The Times spoke with multiple mothers who made the tragic decision.
One mother of six said she sold her four-month-old daughter to an infertile couple for £2,000 ($2,400) after her eldest was hospitalized with severe malnutrition. The 28-year-old teacher has not been able to work since the Taliban barred women and girls from work and school. Her husband was stuck in Iran.
“There is not a day that I do not cry out for my baby,” she said, but admitted it is possible she will have to sell another for the others to survive the coming winter.
Another mother who spoke with The Times said some of her friends were refusing to breastfeed their newborns because they believe they will not be able to sell the child if it “has formed a bond with the mother.”
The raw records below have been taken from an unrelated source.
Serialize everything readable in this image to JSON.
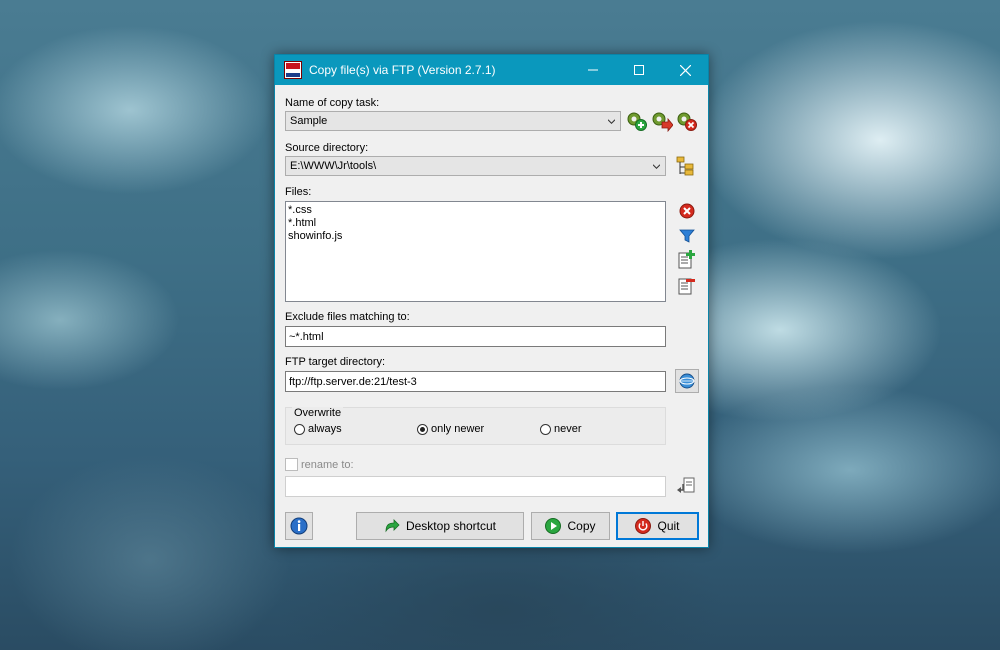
{
  "window": {
    "title": "Copy file(s) via FTP (Version 2.7.1)",
    "controls": [
      "minimize",
      "maximize",
      "close"
    ]
  },
  "task": {
    "label": "Name of copy task:",
    "value": "Sample"
  },
  "source": {
    "label": "Source directory:",
    "value": "E:\\WWW\\Jr\\tools\\"
  },
  "files": {
    "label": "Files:",
    "items": [
      "*.css",
      "*.html",
      "showinfo.js"
    ]
  },
  "exclude": {
    "label": "Exclude files matching to:",
    "value": "~*.html"
  },
  "target": {
    "label": "FTP target directory:",
    "value": "ftp://ftp.server.de:21/test-3"
  },
  "overwrite": {
    "label": "Overwrite",
    "options": [
      "always",
      "only newer",
      "never"
    ],
    "selected": "only newer"
  },
  "rename": {
    "label": "rename to:",
    "checked": false,
    "value": ""
  },
  "buttons": {
    "desktop_shortcut": "Desktop shortcut",
    "copy": "Copy",
    "quit": "Quit"
  },
  "icons": {
    "add_task": "add-task-icon",
    "copy_task": "copy-task-icon",
    "delete_task": "delete-task-icon",
    "browse_folder": "folder-tree-icon",
    "clear_files": "clear-icon",
    "filter": "filter-icon",
    "add_file": "add-file-icon",
    "remove_file": "remove-file-icon",
    "ftp_browse": "ftp-browse-icon",
    "rename_apply": "rename-apply-icon",
    "info": "info-icon"
  },
  "colors": {
    "titlebar": "#0a98bd",
    "accent": "#0078d7",
    "quit_red": "#d42a1e",
    "copy_green": "#2aa640"
  }
}
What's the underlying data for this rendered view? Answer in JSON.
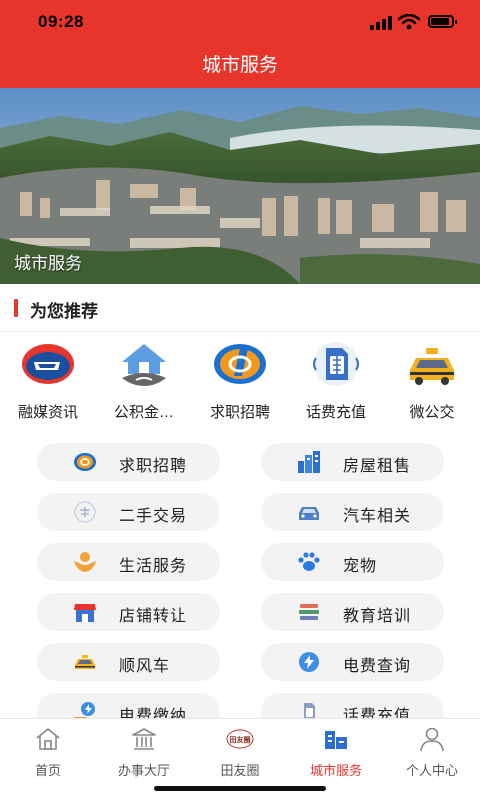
{
  "status": {
    "time": "09:28"
  },
  "header": {
    "title": "城市服务"
  },
  "banner": {
    "caption": "城市服务"
  },
  "recommend": {
    "title": "为您推荐",
    "items": [
      {
        "label": "融媒资讯",
        "icon": "media-news-icon"
      },
      {
        "label": "公积金…",
        "icon": "housing-fund-icon"
      },
      {
        "label": "求职招聘",
        "icon": "job-icon"
      },
      {
        "label": "话费充值",
        "icon": "sim-card-icon"
      },
      {
        "label": "微公交",
        "icon": "taxi-icon"
      }
    ]
  },
  "services": [
    {
      "label": "求职招聘",
      "icon": "job-icon"
    },
    {
      "label": "房屋租售",
      "icon": "buildings-icon"
    },
    {
      "label": "二手交易",
      "icon": "second-hand-icon"
    },
    {
      "label": "汽车相关",
      "icon": "car-icon"
    },
    {
      "label": "生活服务",
      "icon": "life-service-icon"
    },
    {
      "label": "宠物",
      "icon": "paw-icon"
    },
    {
      "label": "店铺转让",
      "icon": "shop-icon"
    },
    {
      "label": "教育培训",
      "icon": "books-icon"
    },
    {
      "label": "顺风车",
      "icon": "taxi-icon"
    },
    {
      "label": "电费查询",
      "icon": "electricity-query-icon"
    },
    {
      "label": "电费缴纳",
      "icon": "electricity-pay-icon"
    },
    {
      "label": "话费充值",
      "icon": "sim-card-icon"
    }
  ],
  "tabs": [
    {
      "label": "首页",
      "icon": "home-icon"
    },
    {
      "label": "办事大厅",
      "icon": "hall-icon"
    },
    {
      "label": "田友圈",
      "icon": "circle-logo-icon",
      "logo_text": "田友圈"
    },
    {
      "label": "城市服务",
      "icon": "city-service-icon",
      "active": true
    },
    {
      "label": "个人中心",
      "icon": "user-icon"
    }
  ],
  "colors": {
    "accent": "#e8352b",
    "pill_bg": "#f3f3f3"
  }
}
Some buyers have good intentions. A 27-year-old dentist, is married to a doctor and has a three-year-old biological daughter, told The Times that he paid £1,600 ($1,900) for a 3-year-old boy because the family wanted a son. He said he paid higher than asking price because he knew the boy’s mother was struggling.
But that man claimed to know one family whose daughter was bought by a couple and sold on to traffickers for organ harvesting.
The Taliban seized control of Afghanistan after the chaotic withdrawal of U.S. troops last year, renewing fears of a return to their previous reign informed by Islamic fundamentalism, which includes heavy restrictions to womens’ rights. They claimed to have changed in an attempt to get international sanctions lifted, announcing that girls would be allowed to return to school. They reversed the decision at the last minute, causing the U.S. to pull out of planned talks with Taliban officials on economic issues.
Amnesty International has accused the Taliban of detaining and torturing women who protested their restrictions on their rights to education, work and free movement.
One woman interviewed by the human rights group called their situation “death in slow motion.”